1. Mind the traps. We all tend to think we’re good at spotting a deal – but actually we will spend more money for a cheap car in an auction just because the luxury car sold before it went for a lot of money.

2. If you pay by card rather than cash you tend to spend more money and buy unhealthier foods. Try paying by cash more frequently for your smaller purchases, particularly at lunchtimes. Even better - make yourself a packed lunch.

3. Your personality plays a big role in how good you are at saving money. Sometimes people mistakenly think our attitude towards money comes from our upbringing and our parents, but have you ever noticed that siblings can have very different attitudes towards spending? Stable extroverts are more open, comfortable and carefree about their money. Whilst people who score high on conscientiousness are better savers.

4. The rule of threes: shops and online stores often lay things out in groups of threes. Imagine you’re looking to buy a cheap computer...there will be three items of a similar spec laid out in front of you. The three items will range in price from cheapest to most expensive. By showing you the one that’s more expensive, at least two out of three consumers will always buy the computer that is the middle price, rather than purchasing the cheapest item. This is the ‘compromise effect’ that most people fall for. We are most sensitive to disadvantages when shopping and often avoid the cheapest one in case the product is no good.

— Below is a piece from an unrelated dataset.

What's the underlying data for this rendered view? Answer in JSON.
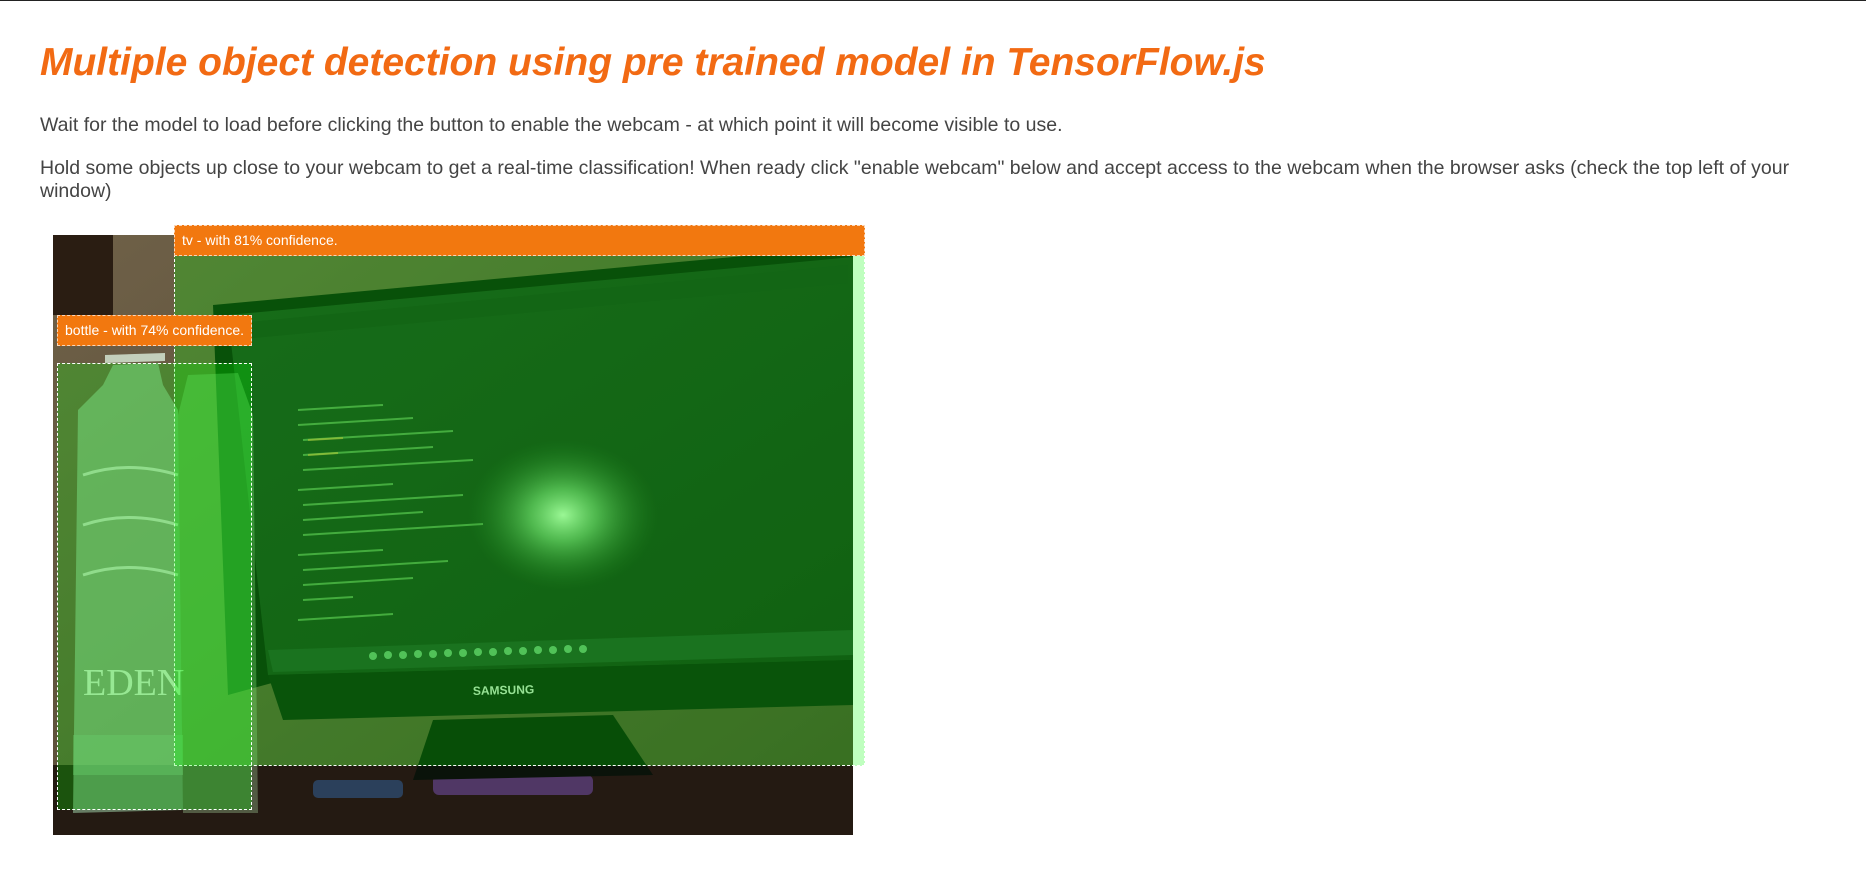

5. Not all money is worth the same. You will get more pleasure from winning £25 in a lottery one week followed by £50 the next, rather than £75 all in one go. Be mindful of your money and try and enjoy any winnings, no matter how much.

6. Beware the prices that end in a nine. £2.99, £3.49 or £59. People tend to think that these prices are better value, simply because the number nine is so often used to signal a discount. Amazingly, this will have the effect on people's minds that if they see something priced at £39 next to something valued at £35, they'll actually buy the one costing £39 because they think it's a discount!

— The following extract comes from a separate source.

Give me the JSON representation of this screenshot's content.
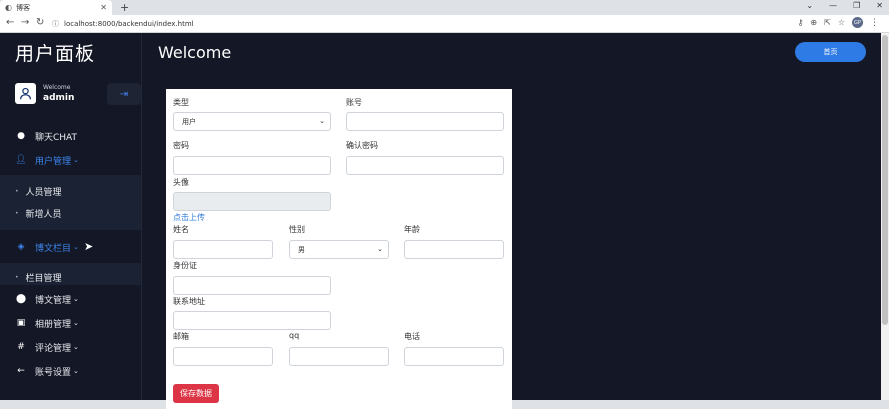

7. It’s not in a name. Some studies have shown that people will buy according to their name. So for example, if your name is Frank, you might be quite likely to go for something valued at £55 because of the letter ‘F’. Crazy, but true. Fortunately, only people with certain letters in their names need to worry about this one.

8. We care about fairness. A study was done about snow shovels and whether it was ok to double the price of a snow shovel when there has been a heavy snowfall and the shovel is in demand? People were fundamentally against this because it’s not fair.

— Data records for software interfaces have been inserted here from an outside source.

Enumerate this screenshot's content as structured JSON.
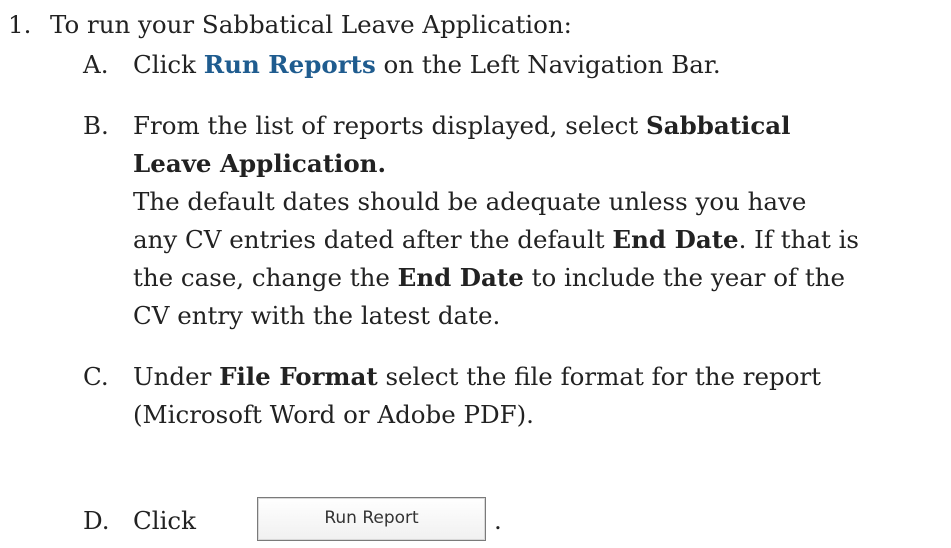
{
  "step": {
    "number": "1.",
    "intro": "To run your Sabbatical Leave Application:"
  },
  "items": {
    "a": {
      "letter": "A.",
      "pre": "Click ",
      "link": "Run Reports",
      "post": " on the Left Navigation Bar."
    },
    "b": {
      "letter": "B.",
      "line1_pre": "From the list of reports displayed, select ",
      "line1_bold": "Sabbatical",
      "line2_bold": "Leave Application.",
      "line3": "The default dates should be adequate unless you have",
      "line4_pre": "any CV entries dated after the default ",
      "line4_bold": "End Date",
      "line4_post": ". If that is",
      "line5_pre": "the case, change the ",
      "line5_bold": "End Date",
      "line5_post": " to include the year of the",
      "line6": "CV entry with the latest date."
    },
    "c": {
      "letter": "C.",
      "line1_pre": "Under ",
      "line1_bold": "File Format",
      "line1_post": " select the file format for the report",
      "line2": "(Microsoft Word or Adobe PDF)."
    },
    "d": {
      "letter": "D.",
      "pre": "Click",
      "button_label": "Run Report",
      "post": "."
    }
  }
}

9. ‘Reference points’ are important to a buyer. This is when a consumer will be looking at the previous price prior to a discount to see what their savings could be, or they compare the price they've seen to what other stores are pricing the same item at. Sellers have a lot of trouble trying to control what a customer’s reference points are – if they can control which reference points you see (think shopping online or the mark-down prices in stores) they can control what price you’re willing to pay.

10. Keep your eyes peeled for tricks. The shops change their tactics fairly regularly, because consumers tend to realise after a year or so what is going on. What supermarkets tried 10 years ago isn’t what they’re doing today.

How shops are 'priming' you to spend money

Claudia Hammond on how shops are trying to make the most of your cognitive processes.

Losses hurt more than gains feel good

Claudia Hammond looks at 'loss aversion'.

Should children be given pocket money?

Claudia Hammond finds out whether it's a good idea to give children pocket money.

At the end of the day, don’t be too hard on yourself. You may want to consider that well-being isn’t always that easy to buy - so if buying something brings a smile to your face, you might want to give yourself the occasional treat.

We can’t all be excellent with money; it’s economically impossible. Some of us need to be average at budgeting, just as some of us need to be below average! But you can always keep your eyes peeled for tricks in stores and listen to the Psychology of Money for more discussion about how our minds impact on the way we spend.